## Instructions for the task:
Copy the records below exactly as they appear.

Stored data
* * * * *

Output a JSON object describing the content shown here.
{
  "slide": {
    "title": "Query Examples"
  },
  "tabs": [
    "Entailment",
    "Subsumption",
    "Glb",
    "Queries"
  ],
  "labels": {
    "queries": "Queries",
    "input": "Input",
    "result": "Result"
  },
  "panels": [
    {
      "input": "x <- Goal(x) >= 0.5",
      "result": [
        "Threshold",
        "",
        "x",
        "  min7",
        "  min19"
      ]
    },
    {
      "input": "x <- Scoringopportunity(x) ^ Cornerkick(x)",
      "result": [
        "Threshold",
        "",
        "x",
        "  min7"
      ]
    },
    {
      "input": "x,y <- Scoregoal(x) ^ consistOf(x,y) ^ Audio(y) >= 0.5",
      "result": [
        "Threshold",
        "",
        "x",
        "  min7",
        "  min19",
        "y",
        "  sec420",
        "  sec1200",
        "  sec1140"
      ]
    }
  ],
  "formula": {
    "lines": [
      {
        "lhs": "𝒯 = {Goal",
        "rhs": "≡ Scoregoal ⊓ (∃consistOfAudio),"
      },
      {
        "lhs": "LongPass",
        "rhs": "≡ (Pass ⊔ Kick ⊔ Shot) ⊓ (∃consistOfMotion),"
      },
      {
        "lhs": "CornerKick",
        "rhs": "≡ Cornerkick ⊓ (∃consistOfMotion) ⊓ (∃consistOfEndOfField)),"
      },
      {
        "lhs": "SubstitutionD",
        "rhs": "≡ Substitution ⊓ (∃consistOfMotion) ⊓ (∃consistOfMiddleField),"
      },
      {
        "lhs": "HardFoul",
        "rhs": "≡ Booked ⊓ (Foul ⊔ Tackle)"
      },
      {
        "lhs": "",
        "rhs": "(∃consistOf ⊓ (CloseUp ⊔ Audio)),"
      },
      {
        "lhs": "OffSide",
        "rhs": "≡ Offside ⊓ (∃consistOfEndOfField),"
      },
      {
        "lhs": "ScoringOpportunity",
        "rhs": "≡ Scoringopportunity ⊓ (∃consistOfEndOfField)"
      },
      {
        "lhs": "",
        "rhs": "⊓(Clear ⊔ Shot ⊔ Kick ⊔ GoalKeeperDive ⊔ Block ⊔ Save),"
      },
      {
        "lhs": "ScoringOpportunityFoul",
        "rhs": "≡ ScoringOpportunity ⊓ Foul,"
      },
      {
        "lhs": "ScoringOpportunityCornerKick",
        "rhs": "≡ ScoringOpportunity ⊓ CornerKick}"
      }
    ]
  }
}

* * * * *

## Response for this exercise:
Output a JSON object describing the content shown here.
{
  "slide": {
    "title": "Query Examples"
  },
  "tabs": [
    "Entailment",
    "Subsumption",
    "Glb",
    "Queries"
  ],
  "labels": {
    "queries": "Queries",
    "input": "Input",
    "result": "Result"
  },
  "panels": [
    {
      "input": "x <- Goal(x) >= 0.5",
      "result": [
        "Threshold",
        "",
        "x",
        "  min7",
        "  min19"
      ]
    },
    {
      "input": "x <- Scoringopportunity(x) ^ Cornerkick(x)",
      "result": [
        "Threshold",
        "",
        "x",
        "  min7"
      ]
    },
    {
      "input": "x,y <- Scoregoal(x) ^ consistOf(x,y) ^ Audio(y) >= 0.5",
      "result": [
        "Threshold",
        "",
        "x",
        "  min7",
        "  min19",
        "y",
        "  sec420",
        "  sec1200",
        "  sec1140"
      ]
    }
  ],
  "formula": {
    "lines": [
      {
        "lhs": "𝒯 = {Goal",
        "rhs": "≡ Scoregoal ⊓ (∃consistOfAudio),"
      },
      {
        "lhs": "LongPass",
        "rhs": "≡ (Pass ⊔ Kick ⊔ Shot) ⊓ (∃consistOfMotion),"
      },
      {
        "lhs": "CornerKick",
        "rhs": "≡ Cornerkick ⊓ (∃consistOfMotion) ⊓ (∃consistOfEndOfField)),"
      },
      {
        "lhs": "SubstitutionD",
        "rhs": "≡ Substitution ⊓ (∃consistOfMotion) ⊓ (∃consistOfMiddleField),"
      },
      {
        "lhs": "HardFoul",
        "rhs": "≡ Booked ⊓ (Foul ⊔ Tackle)"
      },
      {
        "lhs": "",
        "rhs": "(∃consistOf ⊓ (CloseUp ⊔ Audio)),"
      },
      {
        "lhs": "OffSide",
        "rhs": "≡ Offside ⊓ (∃consistOfEndOfField),"
      },
      {
        "lhs": "ScoringOpportunity",
        "rhs": "≡ Scoringopportunity ⊓ (∃consistOfEndOfField)"
      },
      {
        "lhs": "",
        "rhs": "⊓(Clear ⊔ Shot ⊔ Kick ⊔ GoalKeeperDive ⊔ Block ⊔ Save),"
      },
      {
        "lhs": "ScoringOpportunityFoul",
        "rhs": "≡ ScoringOpportunity ⊓ Foul,"
      },
      {
        "lhs": "ScoringOpportunityCornerKick",
        "rhs": "≡ ScoringOpportunity ⊓ CornerKick}"
      }
    ]
  }
}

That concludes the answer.